--Ralph Waldo Emerson

Then

In late 2008, just before the winter holidays, I was still relatively fresh out of the military. The economy just tanked, and I was forced to shutter a business I was invited to run despite it showing promise of great financial success. I had to find myself "a real job". I became disillusioned that things were not working out quite as well as I'd grown up believing they were supposed to. Having to stop being the boss and go be an employee again was quite a challenge for as bull-headed as I was at the time.

A few months into that "real job" I started having personality conflicts with others in the office. Most of it was me, part of it was them. I don't seem to do very well when people tell me something "can't be done" because what's usually standing in the way of anything getting done is the person saying it.

I tried to bring innovation and system improvements to my workplace, but ultimately cogs in a machine will only want to spin in one direction; they wouldn't do anything but complain about the things I was trying to improve.

While I was at this company, Shiela and I started toying with the idea of opening our own business; a hair salon. She's a cosmetologist by birth (not entirely joking) and has no end to the number of ideas she has for making businesses. I'm cautiously impulsive and I'm usually ready to try whatever next thing there is to try. She had mentioned this salon idea one night while we were lying in bed and I sat up immediately and said "let's do it". I'd become fed up at my "real job" in a matter of months.
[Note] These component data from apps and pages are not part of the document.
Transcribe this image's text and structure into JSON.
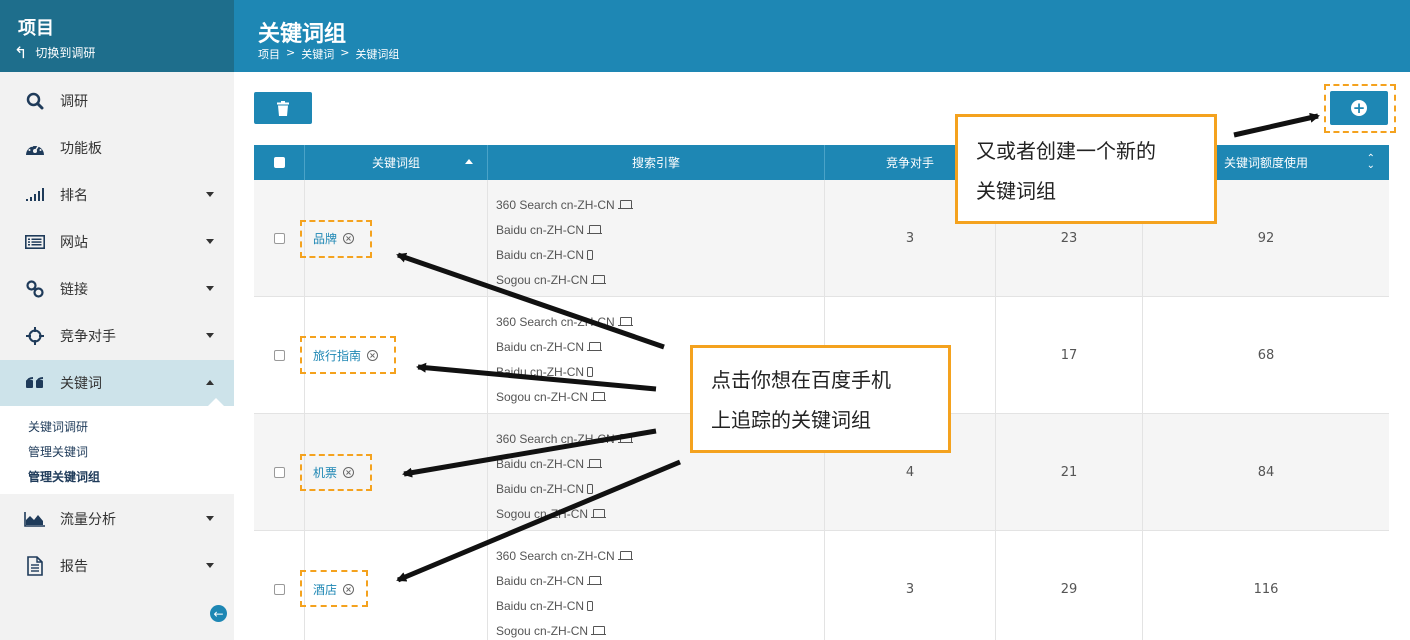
{
  "sidebar": {
    "title": "项目",
    "switch_label": "切换到调研",
    "items": [
      {
        "label": "调研",
        "icon": "search-icon",
        "caret": false,
        "active": false
      },
      {
        "label": "功能板",
        "icon": "dashboard-icon",
        "caret": false,
        "active": false
      },
      {
        "label": "排名",
        "icon": "signal-icon",
        "caret": true,
        "active": false
      },
      {
        "label": "网站",
        "icon": "list-icon",
        "caret": true,
        "active": false
      },
      {
        "label": "链接",
        "icon": "link-icon",
        "caret": true,
        "active": false
      },
      {
        "label": "竞争对手",
        "icon": "crosshair-icon",
        "caret": true,
        "active": false
      },
      {
        "label": "关键词",
        "icon": "quote-icon",
        "caret": true,
        "active": true
      },
      {
        "label": "流量分析",
        "icon": "area-chart-icon",
        "caret": true,
        "active": false
      },
      {
        "label": "报告",
        "icon": "document-icon",
        "caret": true,
        "active": false
      }
    ],
    "subitems": [
      "关键词调研",
      "管理关键词",
      "管理关键词组"
    ],
    "current_subitem": "管理关键词组"
  },
  "header": {
    "title": "关键词组",
    "breadcrumb": [
      "项目",
      ">",
      "关键词",
      ">",
      "关键词组"
    ]
  },
  "table": {
    "columns": [
      "关键词组",
      "搜索引擎",
      "竞争对手",
      "",
      "关键词额度使用"
    ],
    "rows": [
      {
        "group": "品牌",
        "engines": [
          {
            "name": "360 Search cn-ZH-CN",
            "device": "laptop-icon"
          },
          {
            "name": "Baidu cn-ZH-CN",
            "device": "laptop-icon"
          },
          {
            "name": "Baidu cn-ZH-CN",
            "device": "phone-icon"
          },
          {
            "name": "Sogou cn-ZH-CN",
            "device": "laptop-icon"
          }
        ],
        "competitors": "3",
        "keywords": "23",
        "quota": "92"
      },
      {
        "group": "旅行指南",
        "engines": [
          {
            "name": "360 Search cn-ZH-CN",
            "device": "laptop-icon"
          },
          {
            "name": "Baidu cn-ZH-CN",
            "device": "laptop-icon"
          },
          {
            "name": "Baidu cn-ZH-CN",
            "device": "phone-icon"
          },
          {
            "name": "Sogou cn-ZH-CN",
            "device": "laptop-icon"
          }
        ],
        "competitors": "",
        "keywords": "17",
        "quota": "68"
      },
      {
        "group": "机票",
        "engines": [
          {
            "name": "360 Search cn-ZH-CN",
            "device": "laptop-icon"
          },
          {
            "name": "Baidu cn-ZH-CN",
            "device": "laptop-icon"
          },
          {
            "name": "Baidu cn-ZH-CN",
            "device": "phone-icon"
          },
          {
            "name": "Sogou cn-ZH-CN",
            "device": "laptop-icon"
          }
        ],
        "competitors": "4",
        "keywords": "21",
        "quota": "84"
      },
      {
        "group": "酒店",
        "engines": [
          {
            "name": "360 Search cn-ZH-CN",
            "device": "laptop-icon"
          },
          {
            "name": "Baidu cn-ZH-CN",
            "device": "laptop-icon"
          },
          {
            "name": "Baidu cn-ZH-CN",
            "device": "phone-icon"
          },
          {
            "name": "Sogou cn-ZH-CN",
            "device": "laptop-icon"
          }
        ],
        "competitors": "3",
        "keywords": "29",
        "quota": "116"
      }
    ]
  },
  "callouts": {
    "create": [
      "又或者创建一个新的",
      "关键词组"
    ],
    "click": [
      "点击你想在百度手机",
      "上追踪的关键词组"
    ]
  },
  "colors": {
    "header": "#1e87b4",
    "sidebar_head": "#1e6e8c",
    "accent": "#f4a21e"
  }
}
I started using company time to write our business plan (not a wholesome ethical decision), and interact with people we'd need to help get our business off the ground.  It was about that time I came across the title quote, and it really helped me become serious about opening our own business. Good quotes come my way almost presciently. Or it's just confirmation bias.

The company must have caught wind what was going on when they invited me into a meeting. They were probably mulling over what to do with me. I simply quit.
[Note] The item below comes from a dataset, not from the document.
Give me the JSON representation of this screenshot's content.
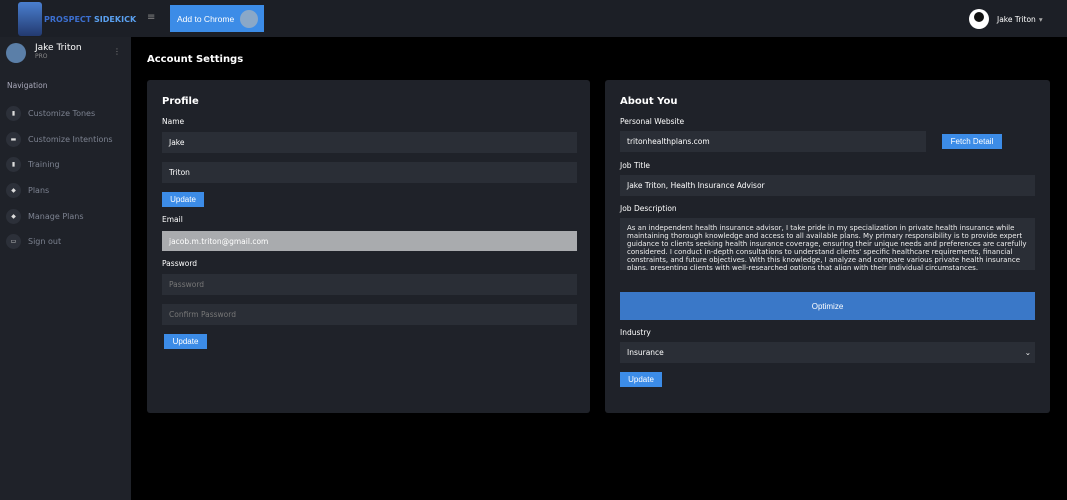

Now

We toiled in that salon for seven and a half years. We cried (a few times), we bled (papercuts mostly), and we worried (over everything). Scores of employees and contractors came and went; we could never seem to get ahead. We dealt with dozens of guest complaints. We bought a house, and had two children there. In whatever spare time I had, I worked to become a professional aircraft pilot with the help of my military benefits.
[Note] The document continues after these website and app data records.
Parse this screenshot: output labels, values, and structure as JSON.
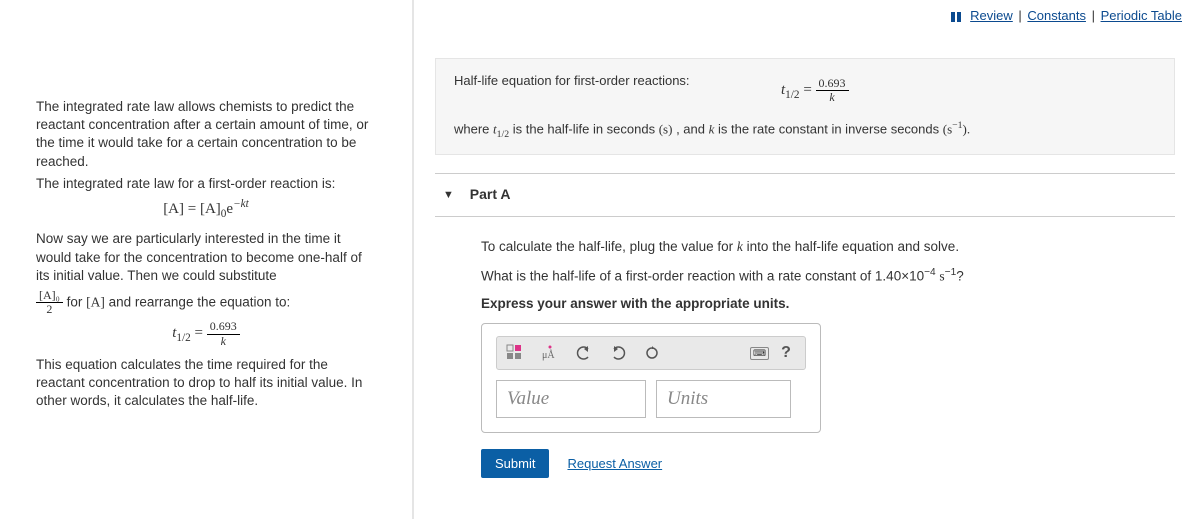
{
  "topbar": {
    "review": "Review",
    "constants": "Constants",
    "periodic": "Periodic Table"
  },
  "left": {
    "p1": "The integrated rate law allows chemists to predict the reactant concentration after a certain amount of time, or the time it would take for a certain concentration to be reached.",
    "p2": "The integrated rate law for a first-order reaction is:",
    "p3": "Now say we are particularly interested in the time it would take for the concentration to become one-half of its initial value. Then we could substitute",
    "p4_tail": " and rearrange the equation to:",
    "p4_mid": " for ",
    "p5": "This equation calculates the time required for the reactant concentration to drop to half its initial value. In other words, it calculates the half-life.",
    "frac_num": "[A]₀",
    "frac_den": "2",
    "A_sym": "[A]",
    "eq1_lhs": "[A] = [A]",
    "eq1_sub": "0",
    "eq1_e": "e",
    "eq1_exp": "−kt",
    "eq2_lhs": "t",
    "eq2_sub": "1/2",
    "eq2_eq": " = ",
    "eq2_num": "0.693",
    "eq2_den": "k"
  },
  "info": {
    "title": "Half-life equation for first-order reactions:",
    "where_a": "where ",
    "where_b": " is the half-life in seconds ",
    "where_c": ", and ",
    "where_d": " is the rate constant in inverse seconds ",
    "s_unit": "(s)",
    "k_sym": "k",
    "s_inv": "(s",
    "s_inv2": ").",
    "t_sym": "t",
    "t_sub": "1/2",
    "minus1": "−1"
  },
  "part": {
    "label": "Part A",
    "q1_a": "To calculate the half-life, plug the value for ",
    "q1_b": " into the half-life equation and solve.",
    "k_sym": "k",
    "q2_a": "What is the half-life of a first-order reaction with a rate constant of 1.40×10",
    "q2_exp": "−4",
    "q2_b": "  s",
    "q2_exp2": "−1",
    "q2_c": "?",
    "instr": "Express your answer with the appropriate units.",
    "value_ph": "Value",
    "units_ph": "Units",
    "submit": "Submit",
    "request": "Request Answer",
    "help_q": "?"
  }
}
Ultimately, we went in with an exit plan: sell it.

I thought for sure it would sell inside of a year, but it didn't sell until nearly two years after we first listed. This was a pretty big break for us.

Our work has finally started paying dividends. We were able to sell our house at a profit, which was truly dumb luck on account of when we bought and sold it. We realized some "sweat equity" from the sale of the business, and since we're now free of those encumbrances and all the expenses that go along with them, are seeing our net worth increase.

Shiela and I find courage in each other. We follow our course, and frequently there are those who will say what we're doing can't be done; that we're wrong. There have been difficulties which tempted us to believe our critics were right, but we've mapped out a course of action and we follow it. Sure, life is more comfortable in a house, on a couch, in front of the television, but we're not content with being spectators to life. We're going to do something with what we've got.